ACTIVITY:
Copy each line of the data that has "JSON" in it.

Web page and app entries:
%%

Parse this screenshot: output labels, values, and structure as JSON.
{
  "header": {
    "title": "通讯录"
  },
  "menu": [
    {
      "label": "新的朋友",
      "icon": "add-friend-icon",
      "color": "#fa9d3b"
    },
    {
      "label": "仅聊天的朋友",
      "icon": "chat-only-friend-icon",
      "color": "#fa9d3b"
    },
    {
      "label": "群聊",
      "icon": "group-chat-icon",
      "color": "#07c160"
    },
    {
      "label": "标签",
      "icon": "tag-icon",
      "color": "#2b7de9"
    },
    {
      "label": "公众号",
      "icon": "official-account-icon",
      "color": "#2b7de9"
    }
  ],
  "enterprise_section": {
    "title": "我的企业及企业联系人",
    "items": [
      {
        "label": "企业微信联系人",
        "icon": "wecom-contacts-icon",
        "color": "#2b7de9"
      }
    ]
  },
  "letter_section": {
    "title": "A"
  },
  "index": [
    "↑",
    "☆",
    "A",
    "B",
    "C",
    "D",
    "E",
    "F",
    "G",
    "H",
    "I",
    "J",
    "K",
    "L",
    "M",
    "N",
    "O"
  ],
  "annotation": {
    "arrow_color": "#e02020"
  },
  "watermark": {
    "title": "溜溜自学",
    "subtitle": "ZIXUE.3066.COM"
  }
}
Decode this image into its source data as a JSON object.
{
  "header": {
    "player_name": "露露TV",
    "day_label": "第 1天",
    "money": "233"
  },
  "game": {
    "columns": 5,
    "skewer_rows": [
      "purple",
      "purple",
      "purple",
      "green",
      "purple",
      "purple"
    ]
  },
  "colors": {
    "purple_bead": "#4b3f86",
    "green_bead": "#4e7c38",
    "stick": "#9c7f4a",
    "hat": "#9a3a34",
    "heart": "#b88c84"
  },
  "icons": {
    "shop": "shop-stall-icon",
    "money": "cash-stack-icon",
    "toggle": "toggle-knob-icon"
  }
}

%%

OUTPUT FOR THIS TASK:
Parse this screenshot: output labels, values, and structure as JSON.
Decode this image into its source data as a JSON object.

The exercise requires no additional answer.